Why Even the Best Staff Needs a Simple Emergency Action Plan

Our ability to retain information is limited. Can your staff memorize their Emergency Action Plan?


How will your staff react in an emergency?
How will your staff react in an emergency?

Think back to tenth grade and try to recite that scene from Macbeth. Our ability to retain information is limited.  Detailed memorization is unrealistic. Yet when it comes to writing an Emergency Action Plan (or EAP) for our staff, we tend to include every piece of information available and task our front-line associates with Shakespearean-style memorization.

There’s good reason to be thorough. We want to discuss all scenarios and document our in-depth training for litigious backing. But, when it comes to training, simplicity has tremendous value. If your Emergency Action Plan is thorough and detailed, that’s great. Don’t re-write it. Instead, add a simplistic addendum to train to.

Breaking it Down

Here’s an example:

In a Life-Threatening Emergency we would train our first responder to complete several actions that might include:

  • Activating the Emergency Action Plan with a long whistle blast
  • Notifying a fellow staff member of the emergency situation
  • Initiating the appropriate rescue
  • Notifying the head lifeguard on duty
  • Notifying a professional staff member
  • And so on…

We could simplify this into an easy to remember action plan: Recognize, React, Report


The same goes for our second responder. They may be tasked with the following:

  • Use the office phone to notify EMS
  • Notify front desk staff of a 911 call
  • Obtain necessary equipment (AED, First Aid Kit, and Backboard)
  • Meet emergency personnel
  • Facilitate crowd control
  • Complete reports
  • And so on…

Again, simplifying these actions in an easy to remember plan is easy: Call, Care, Control


Simplicity is Key

These are simple examples are based around lifeguards and aquatic personnel, but the same principles can be applied to facilities workers, maintenance and housekeeping associates.
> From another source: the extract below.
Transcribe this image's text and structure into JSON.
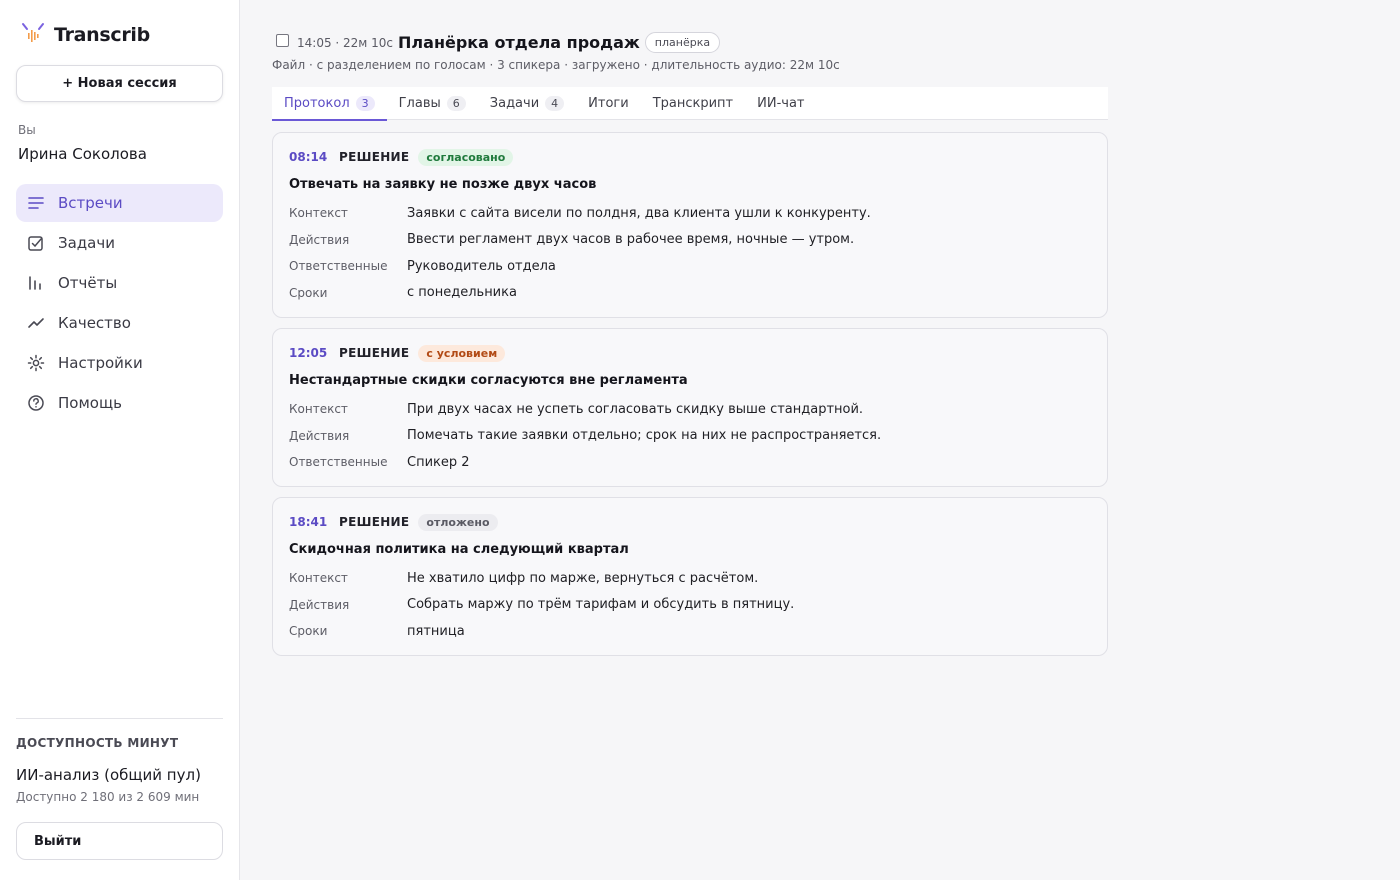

When writing your Emergency Action Plan, be through. Discuss all scenarios, train well and role play. But when it comes to memorizing your plan you may want to simplify and make it easy to memorize the key points. When confronted with your next emergency, your staff will react more appropriately without the information overload.


Take Action

Need help writing your Emergency Action Plan? Reach out to us here.